WHITE SULPHUR SPRINGS, W.Va. -- For the first time in recent memory, a slight price deflation in the mix of goods sold by Supervalu, Minneapolis, was registered in May, according to Jeff Noddle, Supervalu chairman, president and chief executive officer. The issue of price deflation is looming large now throughout the food-distribution industry. Noddle's observation about declining prices was made in response to a question posed after his presentation to a workshop session at this month's Grocery Manufacturers of America executive conference here.
In reply to a manufacturer's question -- the burden of which went to reasons for perceived declines in dollar and tonnage volume of product shipments throughout the industry -- Noddle said, "We're seeing a very important shift toward trading down in the total consumer arena. Last month, for the first time, we showed actual deflation on our mix of goods -- on everything we sell -- including perishables and general merchandise [and other goods]."
Noddle didn't specify May's rate of price deflation at Supervalu, although it's apparently miniscule and likely the fulfillment of a trend that's been under way for many months. Historically, he said, packaged goods register inflation at the annual rate in the range of 1% to 1.25%, which dropped to 0.5% last year. General merchandise, which typically chalks up an inflation rate of 2%, slumped to no inflation at all. He didn't identify the inflation characteristics of perishables.
Noddle also said there is another important reason why manufacturers have noticed declining shipments, that being more efficient turn rates.

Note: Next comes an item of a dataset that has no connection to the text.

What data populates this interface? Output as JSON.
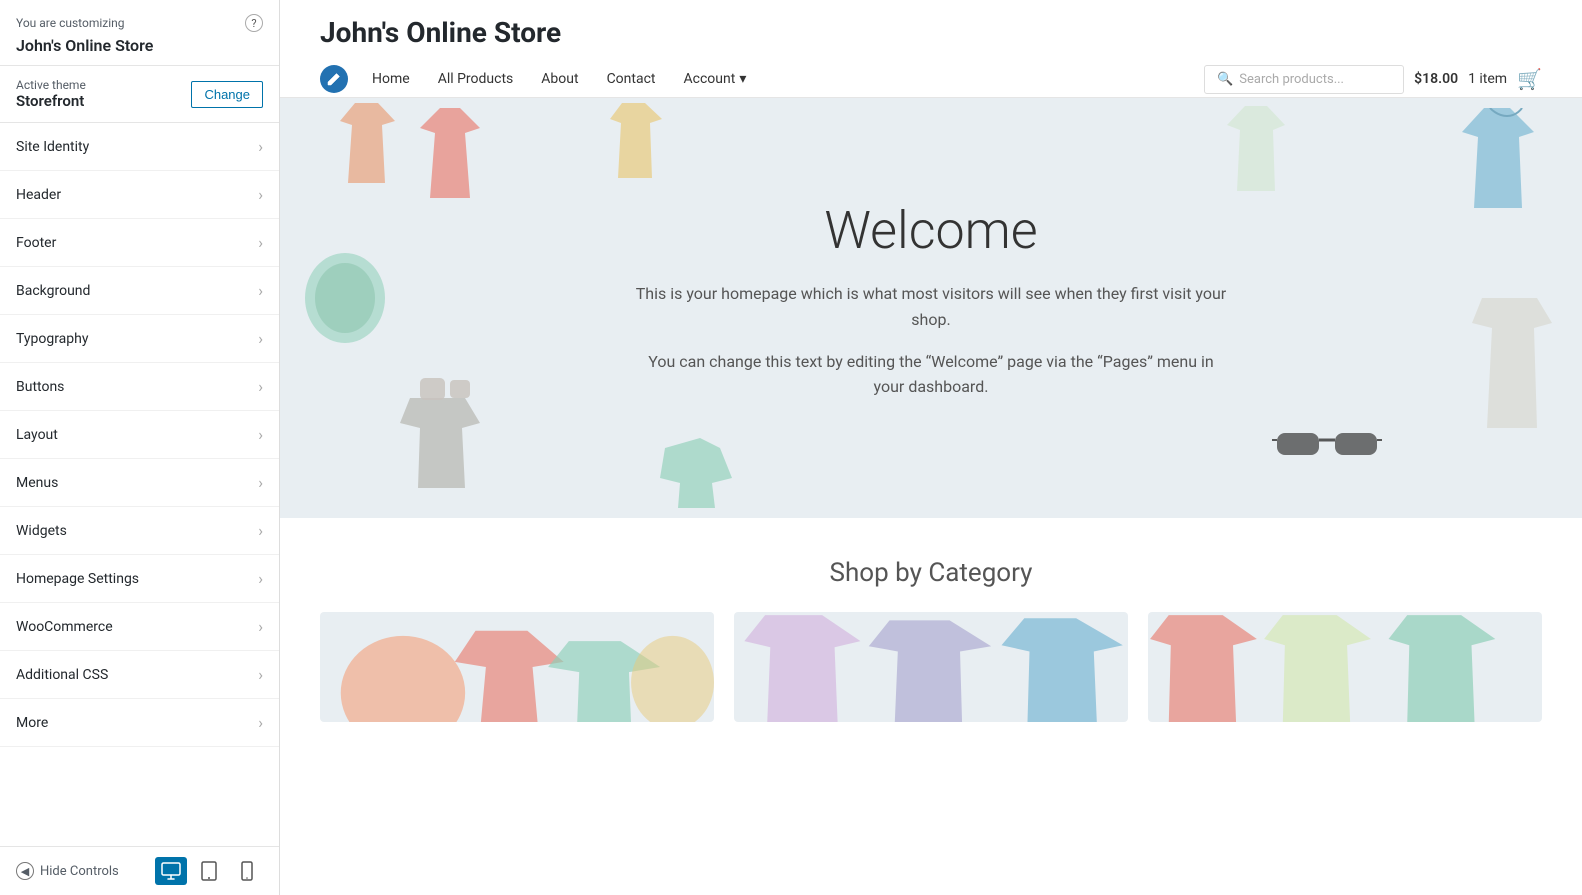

"In order to become more efficient, we know we've got to turn our inventories faster," Noddle said in reply to the question. "Last year, we took two days' supply out of our inventories. That was worth somewhere over $100 million in inventories on the ground to us. Last year was one of our best years, but in each of the past four years we've taken a day out, at least. We'll continue to do that.
"It used to be that half of our inventory was made up of forward or investment buying. Those days are long gone."
Noddle said that as the industry moves to greater use of just-in-time distribution, it's reasonable to suppose that the declines in shipments seen by manufacturers will flatten out.
During his presentation, Noddle also spoke of a different sort of efficiency, one that leverages from a method to reduce picking errors at Supervalu's distribution centers. Noddle said Supervalu has experienced a surprising 85% reduction in picking errors -- coupled with an increase in productivity -- in a two-location test of the system that gives voice direction to warehouse pickers. Plans now call for rolling out the system to all Supervalu depots in a year's time.
The voice-directed system, a product of Vocollect, Pittsburgh, increases picking accuracy because it lessens warehouse workers' dependence on written instructions, and it also bridges language barriers.
"We're installing Vocollect, which is a voice-directed system," Noddle said. "We get rid of all paper in the selection process. It's hands- and paper-free selection. Selectors wear a harness, and it talks to them. It tells them what to select. It's got multiple languages, so we can program it for Spanish or English, for example. We have already bought it and are installing it through our entire network this year and early next year.
"We found, in our two test locations, our rate of error went down 85% by using this voice-directed system. Errors are very costly. We were surprised that our productivity rate went up at the same time our error rate went down."
The reason? "Let me tell you something: People can't read very well today."
Vocollect's technology is used with some frequency throughout the food-distribution industry, including by such companies as Wal-Mart Stores, Fleming Cos., Price Chopper, Wegmans Food Markets, Roundy's and Campbell Soup Co. It has application elsewhere too, such as in automobile manufacturing by Ford Motor Co. and Saturn.
On another topic, Noddle issued a heartfelt appeal to the industry to reduce the current slate of three Internet-based trading exchanges in favor of allowing UCCnet to manage the process. The existing exchanges are WorldWide Retail Exchange, GlobalNetXchange and Transora.
"I remember being here three years ago pleading that we don't invest in separate exchanges; pleading that we use UCCnet because it was a way to have the exchange done once by the industry, just like we did the UPC [process], instead of having all these exchanges with CEOs and administrative staff. I think we've burned through half a billion dollars.
"We've got value to use [in the exchanges], but as an industry we should have an electronic highway we could use together, just as we have pavement highways we can all use."
UCCnet, Lawrenceville, N.J., is a subsidiary of the not-for-profit Uniform Code Council.
A similar appeal to winnow the multiplicity of trading exchanges was issued during another GMA workshop session here by Jerry Storch, vice chairman, Target Corp.